from universities, journals, and other organizations


Featured Videos

from AP, Reuters, AFP, and other news services

Deep Sea 'mushroom' Could Be Early Branch on Tree of Life

Deep Sea 'mushroom' Could Be Early Branch on Tree of Life

Reuters - Innovations Video Online (Oct. 24, 2014) Miniature deep sea animals discovered off the Australian coast almost three decades ago are puzzling scientists, who say the organisms have proved impossible to categorise. Academics at the Natural History of Denmark have appealed to the world scientific community for help, saying that further information on Dendrogramma enigmatica and Dendrogramma discoides could answer key evolutionary questions. Jim Drury has more. Video provided by Reuters
Powered by NewsLook.com
Black Bear Cub Goes Sunday Shopping

Black Bear Cub Goes Sunday Shopping

Reuters - Light News Video Online (Oct. 23, 2014) Price check on honey? Bear cub startles Oregon drugstore shoppers. Rough Cut (no reporter narration). Video provided by Reuters
Powered by NewsLook.com
Dances With Wolves in China's Wild West

Dances With Wolves in China's Wild West

AFP (Oct. 23, 2014) One man is on a mission to boost the population of wolves in China's violence-wracked far west. The animal - symbol of the Uighur minority there - is under threat with a massive human resettlement program in the region. Duration: 00:41 Video provided by AFP
Powered by NewsLook.com
Breakfast Debate: To Eat Or Not To Eat?

Breakfast Debate: To Eat Or Not To Eat?

Newsy (Oct. 23, 2014) Conflicting studies published in the same week re-ignited the debate over whether we should be eating breakfast. Video provided by Newsy
Powered by NewsLook.com

Search ScienceDaily

Number of stories in archives: 140,361

Find with keyword(s):
Enter a keyword or phrase to search ScienceDaily for related topics and research stories.

Save/Print:
Share:

Breaking News:

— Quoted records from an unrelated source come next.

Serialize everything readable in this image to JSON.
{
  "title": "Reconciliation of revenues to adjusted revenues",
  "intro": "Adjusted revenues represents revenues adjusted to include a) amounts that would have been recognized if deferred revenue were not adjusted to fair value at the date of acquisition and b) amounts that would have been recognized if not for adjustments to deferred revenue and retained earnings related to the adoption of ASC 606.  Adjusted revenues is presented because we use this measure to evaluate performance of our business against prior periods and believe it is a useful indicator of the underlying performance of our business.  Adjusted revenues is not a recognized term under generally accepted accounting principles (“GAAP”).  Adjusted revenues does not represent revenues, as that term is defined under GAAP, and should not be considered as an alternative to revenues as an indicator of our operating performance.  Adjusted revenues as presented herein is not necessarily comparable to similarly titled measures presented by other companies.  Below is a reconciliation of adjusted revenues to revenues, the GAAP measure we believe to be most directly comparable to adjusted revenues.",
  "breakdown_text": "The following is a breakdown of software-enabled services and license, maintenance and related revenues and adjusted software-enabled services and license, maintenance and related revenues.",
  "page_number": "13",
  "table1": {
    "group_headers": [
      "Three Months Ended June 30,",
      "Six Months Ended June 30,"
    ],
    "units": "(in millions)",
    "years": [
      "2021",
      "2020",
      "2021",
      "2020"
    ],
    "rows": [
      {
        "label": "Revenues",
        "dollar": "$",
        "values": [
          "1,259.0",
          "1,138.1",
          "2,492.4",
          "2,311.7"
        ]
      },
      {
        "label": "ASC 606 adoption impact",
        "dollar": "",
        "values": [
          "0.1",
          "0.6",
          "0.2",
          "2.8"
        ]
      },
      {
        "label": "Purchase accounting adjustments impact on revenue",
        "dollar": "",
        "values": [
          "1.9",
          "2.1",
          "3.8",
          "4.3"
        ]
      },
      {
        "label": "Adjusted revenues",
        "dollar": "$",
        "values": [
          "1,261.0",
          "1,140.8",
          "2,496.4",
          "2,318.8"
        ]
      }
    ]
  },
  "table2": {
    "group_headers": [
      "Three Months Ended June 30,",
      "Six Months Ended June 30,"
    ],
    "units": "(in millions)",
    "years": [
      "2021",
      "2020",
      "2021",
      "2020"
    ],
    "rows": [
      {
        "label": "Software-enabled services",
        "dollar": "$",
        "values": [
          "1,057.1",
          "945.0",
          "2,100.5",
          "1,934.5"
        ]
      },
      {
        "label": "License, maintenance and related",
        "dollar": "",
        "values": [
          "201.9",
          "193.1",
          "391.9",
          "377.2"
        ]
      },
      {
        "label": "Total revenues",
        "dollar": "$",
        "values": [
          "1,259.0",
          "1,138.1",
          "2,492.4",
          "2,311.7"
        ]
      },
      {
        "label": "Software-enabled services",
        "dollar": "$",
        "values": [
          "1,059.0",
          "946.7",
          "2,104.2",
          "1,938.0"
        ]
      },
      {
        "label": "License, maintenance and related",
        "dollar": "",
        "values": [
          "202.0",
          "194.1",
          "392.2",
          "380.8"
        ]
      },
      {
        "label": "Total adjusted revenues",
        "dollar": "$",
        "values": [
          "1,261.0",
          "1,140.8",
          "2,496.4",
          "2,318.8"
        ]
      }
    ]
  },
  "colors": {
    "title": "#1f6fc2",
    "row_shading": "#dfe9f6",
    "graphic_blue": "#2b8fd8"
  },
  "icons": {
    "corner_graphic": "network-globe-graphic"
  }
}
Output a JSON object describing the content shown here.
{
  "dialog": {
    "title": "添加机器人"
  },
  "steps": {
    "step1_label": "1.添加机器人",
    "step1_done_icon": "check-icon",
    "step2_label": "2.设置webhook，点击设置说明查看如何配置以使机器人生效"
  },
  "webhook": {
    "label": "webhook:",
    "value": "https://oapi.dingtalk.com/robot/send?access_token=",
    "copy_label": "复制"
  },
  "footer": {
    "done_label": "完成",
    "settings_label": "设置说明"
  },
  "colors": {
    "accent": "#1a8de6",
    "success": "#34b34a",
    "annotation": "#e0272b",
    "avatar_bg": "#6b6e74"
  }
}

Strange & Offbeat Stories


Plants & Animals

Earth & Climate

Fossils & Ruins

In Other News

... from NewsDaily.com

Science News

Health News

Environment News

Technology News



Save/Print:
Share:

Free Subscriptions


Get the latest science news with ScienceDaily's free email newsletters, updated daily and weekly. Or view hourly updated newsfeeds in your RSS reader:

Get Social & Mobile


Keep up to date with the latest news from ScienceDaily via social networks and mobile apps:

Have Feedback?


Tell us what you think of ScienceDaily -- we welcome both positive and negative comments. Have any problems using the site? Questions?
Mobile: iPhone Android Web
Follow: Facebook Twitter Google+
Subscribe: RSS Feeds Email Newsletters
Latest Headlines Health & Medicine Mind & Brain Space & Time Matter & Energy Computers & Math Plants & Animals Earth & Climate Fossils & Ruins